Samuel Wilson said...

Sam, for what it's worth David Denby just came out against Boonme in The New Yorker, but his is a more thoroughly dismissive review than I think necessary. Weerasethakul (Stanley Kaufman reports that the director lets people just call him "Joe") is a legitimately ambitious but also self-indulgent filmmaker. I think he tries to say too much here without managing to hold it all together, but much of it is still worth saying. The funeral and aftermath reminded me of another film you recommended to me, Jessica Hausner's Lourdes, which I'd call the superior movie simply because it coheres better.

Nathanael Hood said...

I HATED this film.

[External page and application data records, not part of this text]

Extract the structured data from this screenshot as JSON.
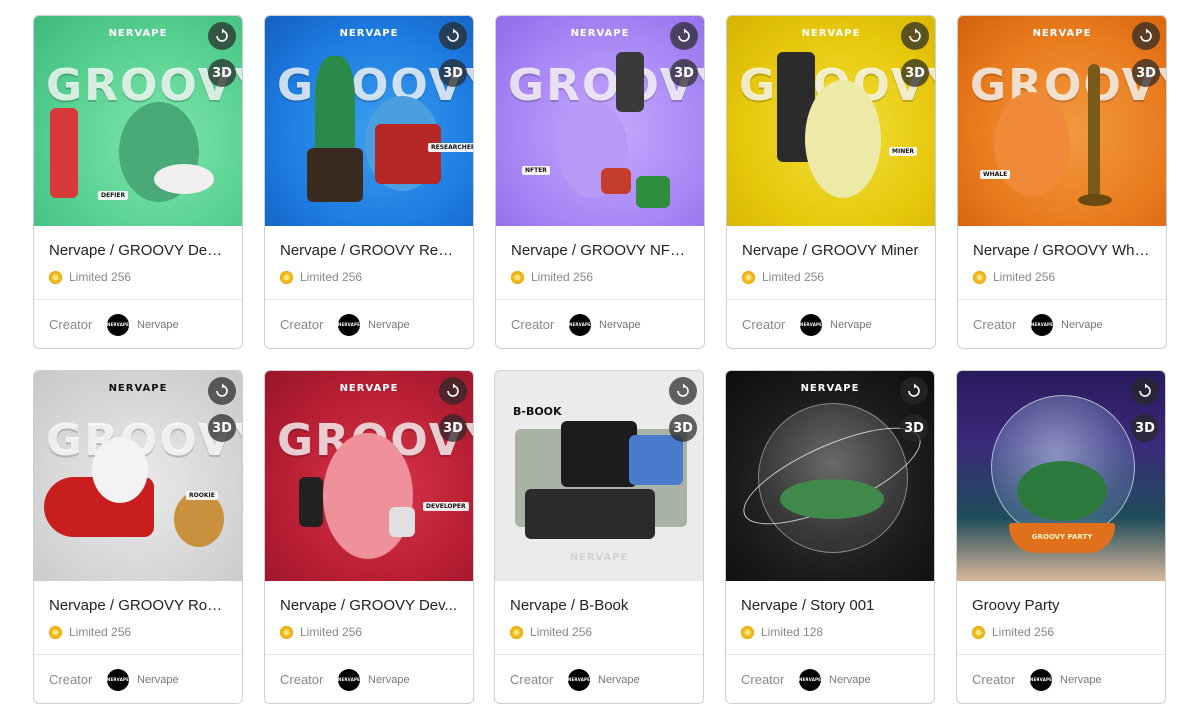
{
  "cards": [
    {
      "title": "Nervape / GROOVY DeFi...",
      "limit": "Limited 256",
      "creator_label": "Creator",
      "creator_name": "Nervape",
      "brand": "NERVAPE",
      "art_text": "GROOVY",
      "tag": "DEFIER",
      "badge": "3D"
    },
    {
      "title": "Nervape / GROOVY Rese...",
      "limit": "Limited 256",
      "creator_label": "Creator",
      "creator_name": "Nervape",
      "brand": "NERVAPE",
      "art_text": "GROOVY",
      "tag": "RESEARCHER",
      "badge": "3D"
    },
    {
      "title": "Nervape / GROOVY NFTer",
      "limit": "Limited 256",
      "creator_label": "Creator",
      "creator_name": "Nervape",
      "brand": "NERVAPE",
      "art_text": "GROOVY",
      "tag": "NFTER",
      "badge": "3D"
    },
    {
      "title": "Nervape / GROOVY Miner",
      "limit": "Limited 256",
      "creator_label": "Creator",
      "creator_name": "Nervape",
      "brand": "NERVAPE",
      "art_text": "GROOVY",
      "tag": "MINER",
      "badge": "3D"
    },
    {
      "title": "Nervape / GROOVY Whale",
      "limit": "Limited 256",
      "creator_label": "Creator",
      "creator_name": "Nervape",
      "brand": "NERVAPE",
      "art_text": "GROOVY",
      "tag": "WHALE",
      "badge": "3D"
    },
    {
      "title": "Nervape / GROOVY Roo...",
      "limit": "Limited 256",
      "creator_label": "Creator",
      "creator_name": "Nervape",
      "brand": "NERVAPE",
      "art_text": "GROOVY",
      "tag": "ROOKIE",
      "badge": "3D"
    },
    {
      "title": "Nervape / GROOVY Dev...",
      "limit": "Limited 256",
      "creator_label": "Creator",
      "creator_name": "Nervape",
      "brand": "NERVAPE",
      "art_text": "GROOVY",
      "tag": "DEVELOPER",
      "badge": "3D"
    },
    {
      "title": "Nervape / B-Book",
      "limit": "Limited 256",
      "creator_label": "Creator",
      "creator_name": "Nervape",
      "brand": "NERVAPE",
      "art_text": "B-BOOK",
      "badge": "3D"
    },
    {
      "title": "Nervape / Story 001",
      "limit": "Limited 128",
      "creator_label": "Creator",
      "creator_name": "Nervape",
      "brand": "NERVAPE",
      "badge": "3D"
    },
    {
      "title": "Groovy Party",
      "limit": "Limited 256",
      "creator_label": "Creator",
      "creator_name": "Nervape",
      "art_text": "GROOVY PARTY",
      "badge": "3D"
    }
  ],
  "avatar_text": "NERVAPE",
  "colors": {
    "coin": "#f2b91c",
    "border": "#cfcfcf",
    "muted": "#888888"
  }
}
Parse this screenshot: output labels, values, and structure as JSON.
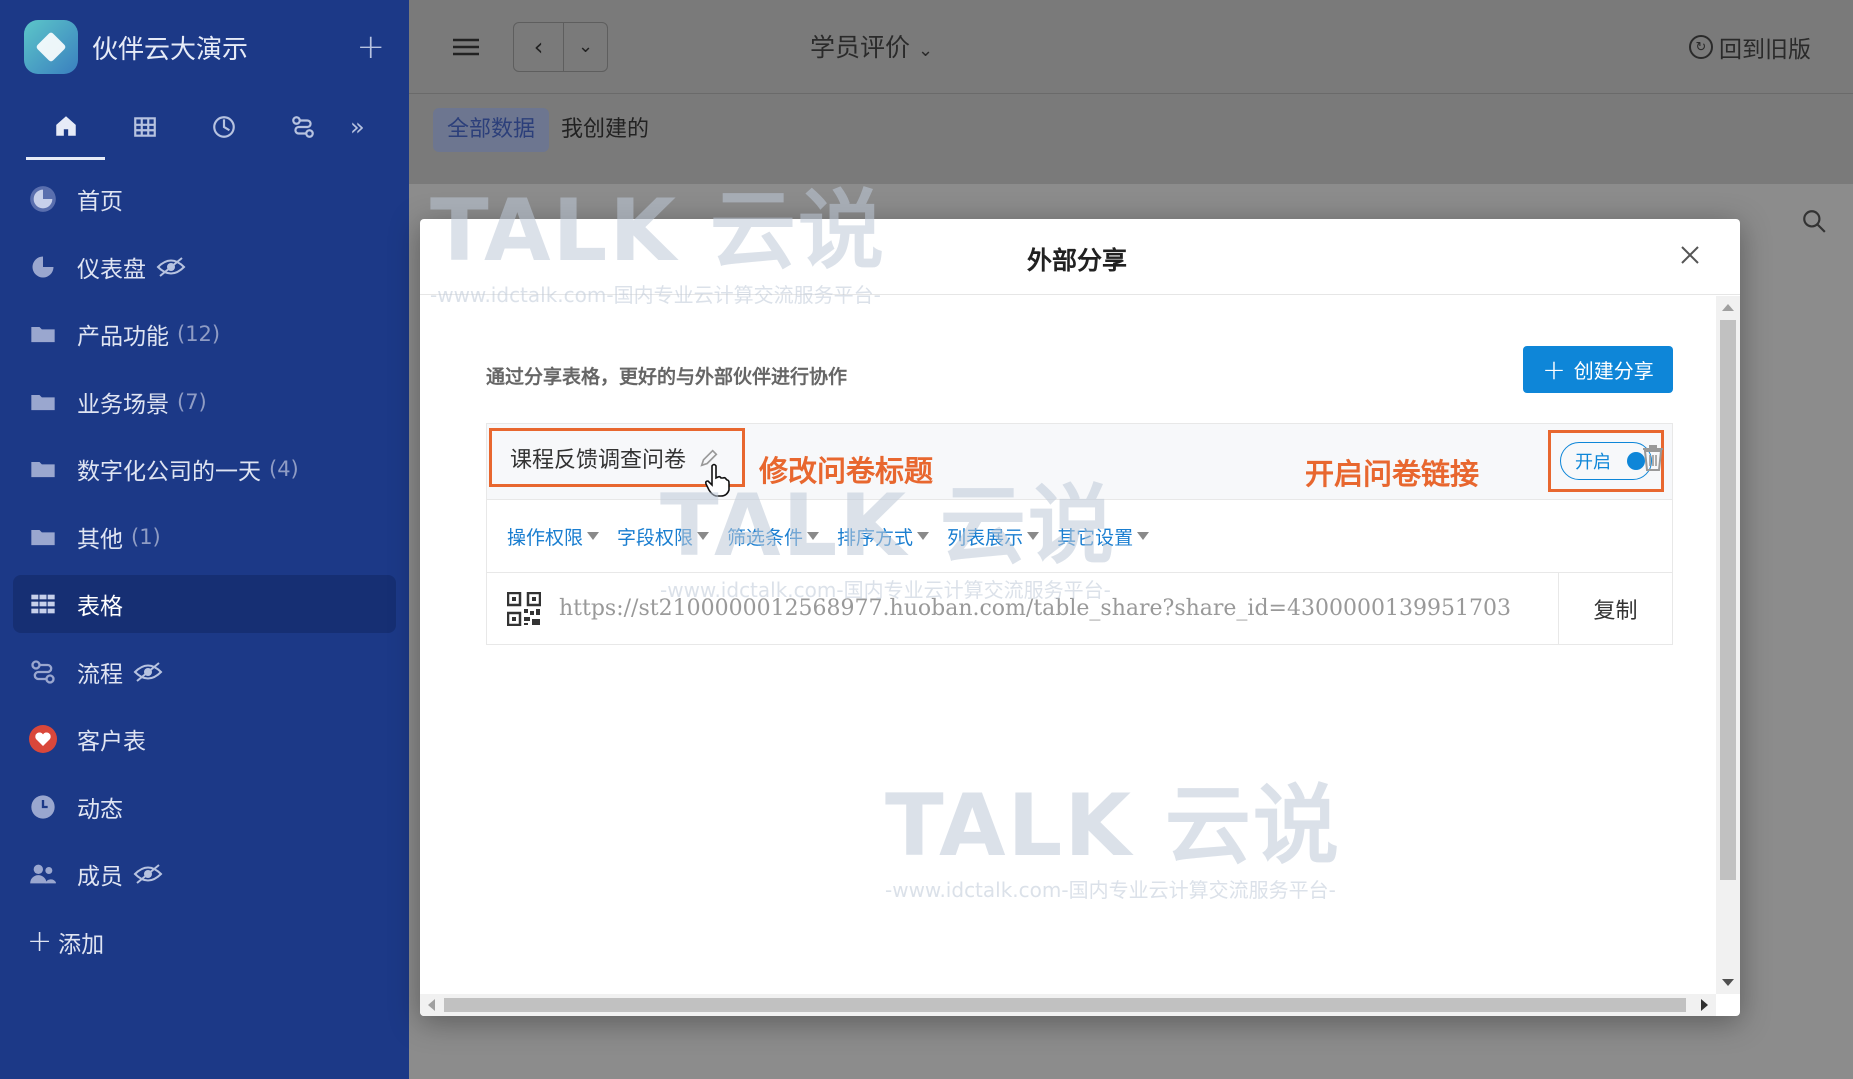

Never before have I felt such contempt for an audience by a director. It made NO attempt to be accessible or comprehensible. I actually saw it at the New York Film Festival where the director gave a Q&A afterwards. All of his explanations for his film were ridiculous....

Samuel Wilson said...

Nathanael: I can see how Boonmee could alienate a lot of viewers, and having the director try to explain it might only exacerbate the effect. Nevertheless, parts of it worked for me either visually or intellectually. Accessibility is relative, I guess.

Sam Juliano said...

Yep, Samuel, Stanley Kauffmann is my favorite professional critic, and I well remember he had mentioned that Weerasethakul likes to be referred to as "Joe." I respect Nathaniel Hood's position (heck I hated INGLOURIOUS BASTERDS, a film that just about every person on Earth adored!) though of course I don't agree. I did not see the film at the New York Film Festival -I laud you for that great experience- but everything I read about the director's presentation was exceedingly favorable. It does usually go hand in hand that an unfavorable position will unduly influence the discussion session afterwards, though I can readily admit that the documentary NOSTALGIA FOR THE LIGHT did not result in a particularly rewarded Q & A by celebrated documentarian Patricio Guzman last week at the IFC Film Center, for reasons connected with the general approach to the material.

In any case, at the end of day, fair enough. I didn't feel like "Joe" was obscure for obscure's sake at all, and thought he broached some fascinating philosophical ideas that yielded some profound and arresting images.